◆ **PROBLEM DETAILS**
Please find every line in the records below that contains the word "Firebase", and copy it.

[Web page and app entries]
BEGIN

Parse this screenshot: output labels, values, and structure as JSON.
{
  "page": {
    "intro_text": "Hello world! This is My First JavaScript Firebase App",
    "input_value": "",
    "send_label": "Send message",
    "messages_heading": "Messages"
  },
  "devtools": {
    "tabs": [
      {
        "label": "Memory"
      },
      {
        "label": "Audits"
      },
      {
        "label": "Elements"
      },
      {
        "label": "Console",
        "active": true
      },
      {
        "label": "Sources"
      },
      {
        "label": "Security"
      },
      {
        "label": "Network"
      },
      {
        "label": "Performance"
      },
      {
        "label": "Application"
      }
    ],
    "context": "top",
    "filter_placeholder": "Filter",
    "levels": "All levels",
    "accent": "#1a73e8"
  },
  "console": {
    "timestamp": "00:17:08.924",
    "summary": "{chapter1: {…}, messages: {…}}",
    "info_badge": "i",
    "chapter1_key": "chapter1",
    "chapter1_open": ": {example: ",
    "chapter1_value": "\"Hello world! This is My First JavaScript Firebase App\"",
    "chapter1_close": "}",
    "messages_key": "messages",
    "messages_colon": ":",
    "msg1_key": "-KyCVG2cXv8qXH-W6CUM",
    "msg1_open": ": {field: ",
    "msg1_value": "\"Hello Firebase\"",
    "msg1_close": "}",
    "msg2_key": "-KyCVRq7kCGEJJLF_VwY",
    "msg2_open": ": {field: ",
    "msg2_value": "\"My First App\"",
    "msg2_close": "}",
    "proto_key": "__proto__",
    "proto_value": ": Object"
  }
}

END

◆ **EXERCISE ANSWER**
    "intro_text": "Hello world! This is My First JavaScript Firebase App",
    "chapter1_value": "\"Hello world! This is My First JavaScript Firebase App\"",
    "msg1_value": "\"Hello Firebase\"",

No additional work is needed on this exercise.